Sniffing out the best stories from Westminster, including Showsec, soames, and Smith-side splits.

If you are celebrating in a brewery, don’t ask Labour to provide the drinks. Because of the party’s continuing failure to secure a security contractor for its Liverpool conference, it is still uncertain whether the gathering will take place at all. Since boycotting G4S, the usual supplier, over its links with Israeli prisons, Labour has struggled to find an alternative. Of the five firms approached, only one – Showsec – offered its services. But the company’s non-union-recognition policy is inhibiting an agreement. The GMB, the firm’s antagonist, has threatened to picket the conference if Showsec is awarded the contract. In lieu of a breakthrough, sources suggest two alternatives: the police (at a cost of £59.65 per constable per hour), or the suspension of the G4S boycott. “We’ll soon find out which the Corbynites dislike the least,” an MP jested. Another feared that the Tories’ attack lines will write themselves: “How can Labour be trusted with national security if it can’t organise its own?”

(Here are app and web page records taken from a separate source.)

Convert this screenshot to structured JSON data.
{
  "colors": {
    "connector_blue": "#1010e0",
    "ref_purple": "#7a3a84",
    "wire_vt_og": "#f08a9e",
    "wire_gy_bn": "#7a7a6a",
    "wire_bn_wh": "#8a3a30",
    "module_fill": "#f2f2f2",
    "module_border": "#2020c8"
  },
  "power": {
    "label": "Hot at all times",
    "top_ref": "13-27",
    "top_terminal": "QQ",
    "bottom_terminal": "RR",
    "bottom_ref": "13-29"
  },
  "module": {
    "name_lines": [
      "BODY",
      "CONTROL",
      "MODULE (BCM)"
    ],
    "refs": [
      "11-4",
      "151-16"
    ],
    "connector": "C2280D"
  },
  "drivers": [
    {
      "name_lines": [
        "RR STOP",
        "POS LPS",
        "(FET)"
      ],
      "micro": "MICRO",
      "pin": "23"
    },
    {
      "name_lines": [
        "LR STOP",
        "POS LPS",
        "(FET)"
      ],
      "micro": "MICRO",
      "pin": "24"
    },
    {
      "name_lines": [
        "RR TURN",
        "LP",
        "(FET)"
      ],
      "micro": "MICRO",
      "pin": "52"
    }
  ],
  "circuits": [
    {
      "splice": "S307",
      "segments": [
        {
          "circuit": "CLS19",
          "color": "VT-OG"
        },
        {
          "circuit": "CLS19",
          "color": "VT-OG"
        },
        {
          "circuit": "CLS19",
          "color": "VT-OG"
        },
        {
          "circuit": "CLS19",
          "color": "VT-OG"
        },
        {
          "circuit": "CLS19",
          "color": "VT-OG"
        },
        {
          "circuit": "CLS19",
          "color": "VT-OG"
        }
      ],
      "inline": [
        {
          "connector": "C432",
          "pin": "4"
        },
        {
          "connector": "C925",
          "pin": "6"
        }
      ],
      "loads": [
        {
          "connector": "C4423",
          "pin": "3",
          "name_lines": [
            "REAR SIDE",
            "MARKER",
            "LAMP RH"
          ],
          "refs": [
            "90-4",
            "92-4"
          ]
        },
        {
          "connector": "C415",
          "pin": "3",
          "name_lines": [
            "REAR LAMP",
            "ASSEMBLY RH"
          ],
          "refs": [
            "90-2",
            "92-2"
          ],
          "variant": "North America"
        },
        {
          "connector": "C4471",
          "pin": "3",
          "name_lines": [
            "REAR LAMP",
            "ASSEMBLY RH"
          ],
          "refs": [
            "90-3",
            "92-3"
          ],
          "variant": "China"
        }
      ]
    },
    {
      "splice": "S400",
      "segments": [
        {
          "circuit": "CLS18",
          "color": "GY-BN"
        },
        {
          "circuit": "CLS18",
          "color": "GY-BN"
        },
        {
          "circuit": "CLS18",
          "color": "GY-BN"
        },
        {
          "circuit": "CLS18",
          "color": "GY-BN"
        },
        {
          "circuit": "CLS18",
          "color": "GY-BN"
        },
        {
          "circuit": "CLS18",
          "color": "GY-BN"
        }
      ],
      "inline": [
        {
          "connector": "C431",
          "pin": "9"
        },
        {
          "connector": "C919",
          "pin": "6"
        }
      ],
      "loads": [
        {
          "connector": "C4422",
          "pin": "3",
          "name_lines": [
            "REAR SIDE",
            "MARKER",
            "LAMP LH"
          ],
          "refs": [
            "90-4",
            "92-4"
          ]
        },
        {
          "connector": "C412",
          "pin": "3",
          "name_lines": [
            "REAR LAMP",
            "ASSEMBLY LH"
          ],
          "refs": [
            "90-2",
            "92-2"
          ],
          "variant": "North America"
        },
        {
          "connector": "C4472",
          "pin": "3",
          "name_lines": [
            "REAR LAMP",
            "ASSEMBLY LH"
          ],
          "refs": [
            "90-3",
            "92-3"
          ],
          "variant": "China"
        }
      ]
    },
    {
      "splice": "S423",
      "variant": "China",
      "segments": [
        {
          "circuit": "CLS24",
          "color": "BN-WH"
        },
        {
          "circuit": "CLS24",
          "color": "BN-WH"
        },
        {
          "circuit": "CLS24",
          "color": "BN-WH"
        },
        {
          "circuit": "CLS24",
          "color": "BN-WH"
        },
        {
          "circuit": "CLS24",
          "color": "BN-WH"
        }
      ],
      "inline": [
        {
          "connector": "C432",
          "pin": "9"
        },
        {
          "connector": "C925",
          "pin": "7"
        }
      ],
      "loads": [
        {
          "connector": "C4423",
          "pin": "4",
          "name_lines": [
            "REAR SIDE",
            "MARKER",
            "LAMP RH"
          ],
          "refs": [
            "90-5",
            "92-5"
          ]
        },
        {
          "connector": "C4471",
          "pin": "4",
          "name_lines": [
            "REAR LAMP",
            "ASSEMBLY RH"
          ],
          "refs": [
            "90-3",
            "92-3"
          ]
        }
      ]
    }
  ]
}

Farewell, then, to Respect. The left-wing party founded in 2004 and joined by George Galloway after his expulsion from Labour has officially deregistered itself.

“We support Corbyn’s Labour Party,” the former MP explained, urging his 522,000 Facebook followers to sign up. “The Labour Party does not belong to one man,” replied Jess Phillips MP, who also pointed out in the same tweet that Respect had “massively failed”. Galloway, who won 1.4 per cent of the vote in this year’s London mayoral election, insists that he is not seeking to return to Labour. But he would surely be welcomed by Jeremy Corbyn’s director of communications, Seumas Milne, whom he once described as his “closest friend”. “We have spoken almost daily for 30 years,” Galloway boasted.

After Young Labour’s national committee voted to endorse Corbyn, its members were aggrieved to learn that they would not be permitted to promote his candidacy unless Owen Smith was given equal treatment. The leader’s supporters curse more “dirty tricks” from the Smith-sympathetic party machine.

Word reaches your mole of a Smith-side split between the ex-shadow cabinet ministers Lisa Nandy and Lucy Powell. The former is said to be encouraging the challenger’s left-wing platform, while the latter believes that he should make a more centrist pitch. If, as expected, Smith is beaten by Corbyn, it’s not only the divisions between the leader and his opponents that will be worth watching.

Nicholas Soames, the Tory grandee, has been slimming down – so much so, that he was congratulated by Tom Watson, Labour’s deputy leader, on his weight loss. “Soon I’ll be able to give you my old suits!” Soames told the similarly rotund Watson. 

Kevin Maguire is away

I'm a mole, innit.

This article first appeared in the 25 August 2016 issue of the New Statesman, Cameron: the legacy of a loser